Looking for a COVID-19 vaccine? Call your healthcare provider or start here.


girl with calendar

Free COVID-19 Tests Available Again

The federal government is offering each household in the United States four free at-home COVID-19 tests, regardless of citizenship or health insurance status.

You can order them now here (or call 800-232-0233) to be shipped for free starting the week of Dec. 19. The four tests are in addition to any free tests you may have previously ordered from the federal government before the program was suspended in September.

Additionally, if you do have health insurance (including Medicare or Medicaid), your insurance will cover the cost of up to eight at-home COVID-19 tests per covered individual, per month. Some retailers may require payment up front, which your insurance will reimburse.

If you don’t have access to an at-home COVID-19 test, use this locator tool to find a free or low-cost testing location near you.


covid test

Get Vaccinated at La Clínica

You and your family can receive a free COVID-19 vaccine at Centro Cultural. They are offering Pfizer (6 months and older), Moderna (6 months and older), and J&J (ages 18+), including boosters (ages 5+). They will be hosting clinics every Saturday from 10am-2pm through the end of 2022.

In collaboration with Washington County Public Health and Oregon Health Authority, their Clínica events include vaccines, wraparound services, and additional wellness information provided by their Community Health Workers.

For more information please email them at


person with mask and white lab coat looking at vaccine syringe

Updated COVID-19 shots for young kids authorized and available

If you’re a parent or caregiver with a child age 5 or under and you experienced difficulty getting them vaccinated with the updated (bivalent) COVID-19 shot, please note it is authorized and available in Oregon. These vaccines might be in short supply; talk to your child’s health care provider to determine if your child is eligible. 

thumbs up cartoon


OEM has put together this list of contacts to help speed up the process of replacing these documents:

The Governor’s office has put together a Wildfire Resources page that you can access from the Governor’s home page.  It has links to many of the most important updates about the status of fires and resources for evacuees.  This website will be updated regularly.  

Legal ResourcesOregon State Bar’s Lawyer Referral Program, Oregon lawyers, through the Oregon State Bar, are partnering with FEMA and the American Red Cross to provide legal assistance on FEMA claims, contract claims, insurance claims, landlord-tenant matters and more.

The Department of Forestry’s Wildfire Response and Recovery Overview has ongoing updates about firefighting efforts, damage reports, and more.  

FEMA UpdatesFEMA has provided several different Fact Sheets and resources for accessing benefits, determining eligibility and avoiding scams.


picture of veterans

Mental Health Services:

  • Washington County Crisis Line | 503-291-9111
  • Crisis Text Line | Text “Connect” to 741741
  • Suicide Prevention Lifeline | 1-800-273-8255
  • Trevor Lifeline | 1-866-488-7386

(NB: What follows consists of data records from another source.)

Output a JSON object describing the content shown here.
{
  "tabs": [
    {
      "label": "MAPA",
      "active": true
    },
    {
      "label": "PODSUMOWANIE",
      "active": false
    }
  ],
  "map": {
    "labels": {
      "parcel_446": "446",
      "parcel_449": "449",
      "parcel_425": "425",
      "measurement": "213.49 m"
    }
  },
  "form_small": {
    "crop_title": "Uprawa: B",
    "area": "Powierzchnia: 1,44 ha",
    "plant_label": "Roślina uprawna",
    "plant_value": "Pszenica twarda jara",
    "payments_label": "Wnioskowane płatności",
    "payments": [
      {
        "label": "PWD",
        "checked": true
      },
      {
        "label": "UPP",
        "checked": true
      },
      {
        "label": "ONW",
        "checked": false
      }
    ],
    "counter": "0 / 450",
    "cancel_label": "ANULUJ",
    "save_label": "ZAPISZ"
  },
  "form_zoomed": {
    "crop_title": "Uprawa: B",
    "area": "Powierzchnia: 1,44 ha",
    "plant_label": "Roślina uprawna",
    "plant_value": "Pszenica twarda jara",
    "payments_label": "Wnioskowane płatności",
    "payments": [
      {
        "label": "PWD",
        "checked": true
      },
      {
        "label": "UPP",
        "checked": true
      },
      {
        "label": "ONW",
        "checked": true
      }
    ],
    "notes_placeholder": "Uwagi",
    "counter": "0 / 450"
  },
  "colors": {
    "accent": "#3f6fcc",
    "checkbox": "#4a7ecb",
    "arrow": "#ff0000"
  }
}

Employers and Employees

The following list of resources is from Oregon’s Secretary of State’s Office. The fastest way to get in touch with the SOS team is by emailing, using the “Need Help?” button found on most state agency websites or visiting

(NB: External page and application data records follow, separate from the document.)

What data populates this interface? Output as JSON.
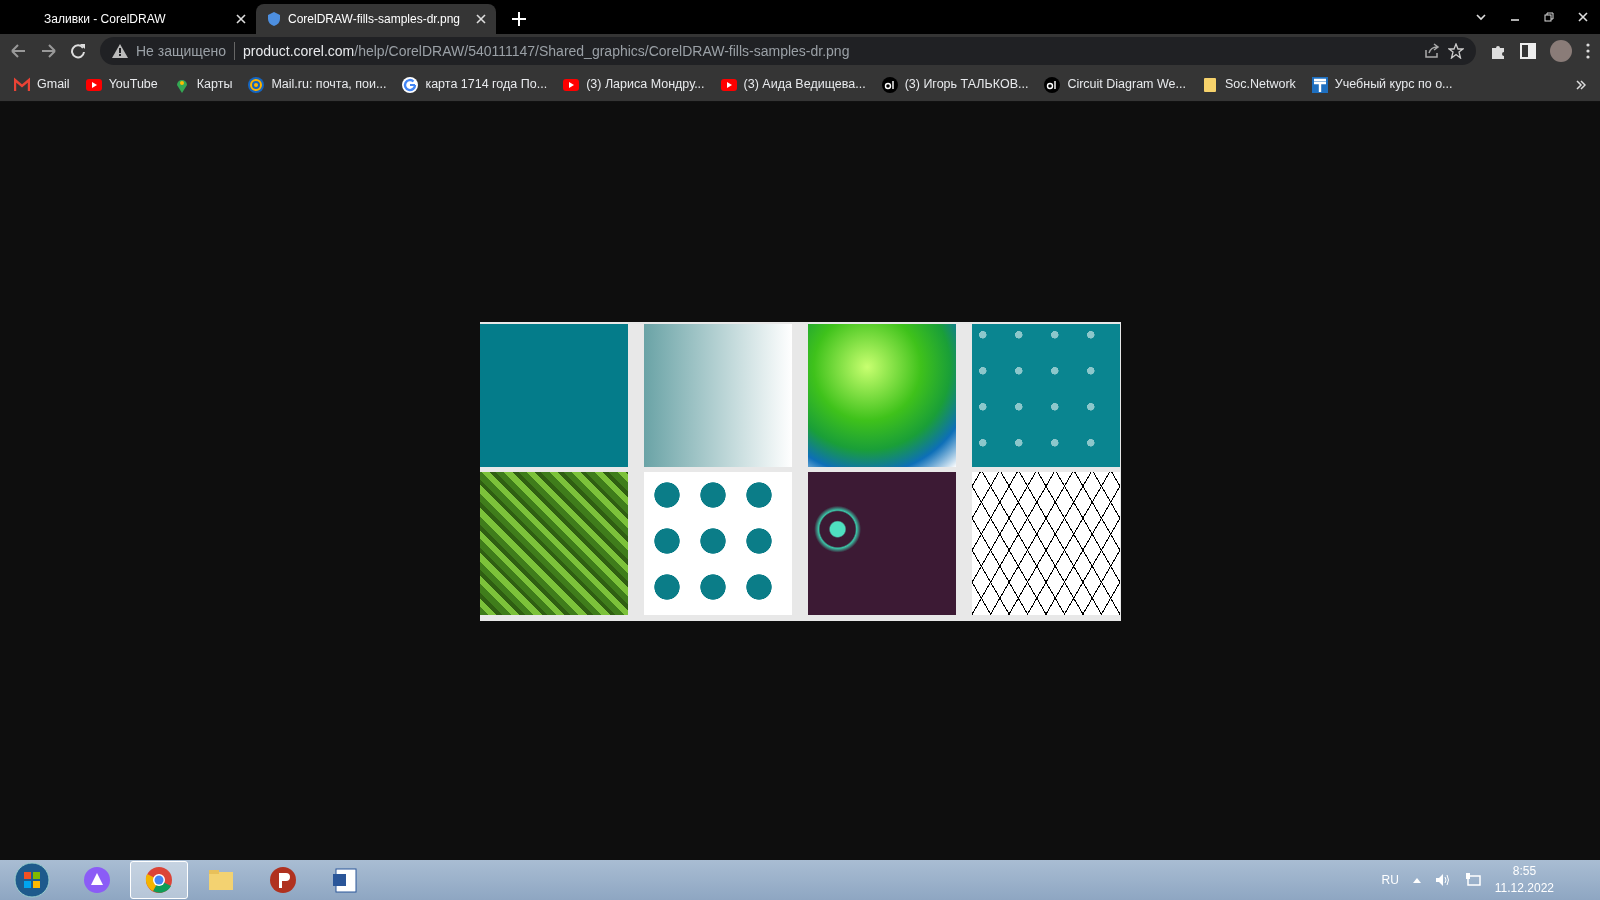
{
  "tabs": [
    {
      "title": "Заливки - CorelDRAW",
      "selected": false
    },
    {
      "title": "CorelDRAW-fills-samples-dr.png",
      "selected": true
    }
  ],
  "address_bar": {
    "security_label": "Не защищено",
    "url_host": "product.corel.com",
    "url_path": "/help/CorelDRAW/540111147/Shared_graphics/CorelDRAW-fills-samples-dr.png"
  },
  "bookmarks": [
    {
      "label": "Gmail",
      "kind": "mail-m"
    },
    {
      "label": "YouTube",
      "kind": "play"
    },
    {
      "label": "Карты",
      "kind": "pin"
    },
    {
      "label": "Mail.ru: почта, пои...",
      "kind": "at"
    },
    {
      "label": "карта 1714 года По...",
      "kind": "g"
    },
    {
      "label": "(3) Лариса Мондру...",
      "kind": "play"
    },
    {
      "label": "(3) Аида Ведищева...",
      "kind": "play"
    },
    {
      "label": "(3) Игорь ТАЛЬКОВ...",
      "kind": "cd"
    },
    {
      "label": "Circuit Diagram We...",
      "kind": "cd"
    },
    {
      "label": "Soc.Network",
      "kind": "folder"
    },
    {
      "label": "Учебный курс по о...",
      "kind": "t"
    }
  ],
  "taskbar": {
    "apps": [
      {
        "kind": "alice",
        "selected": false
      },
      {
        "kind": "browser",
        "selected": true
      },
      {
        "kind": "folder",
        "selected": false
      },
      {
        "kind": "p",
        "selected": false
      },
      {
        "kind": "doc",
        "selected": false
      }
    ],
    "language": "RU",
    "time": "8:55",
    "date": "11.12.2022"
  }
}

Education Links

Local Government

Utilities Assistance

Food and Housing Assistance


Oregon Health Authority


Yours truly,

Representative Susan McLain

Representative Susan McLain
House District 29

email: I phone: 503-986-1429
address: 900 Court St NE, H-489, Salem, OR 97301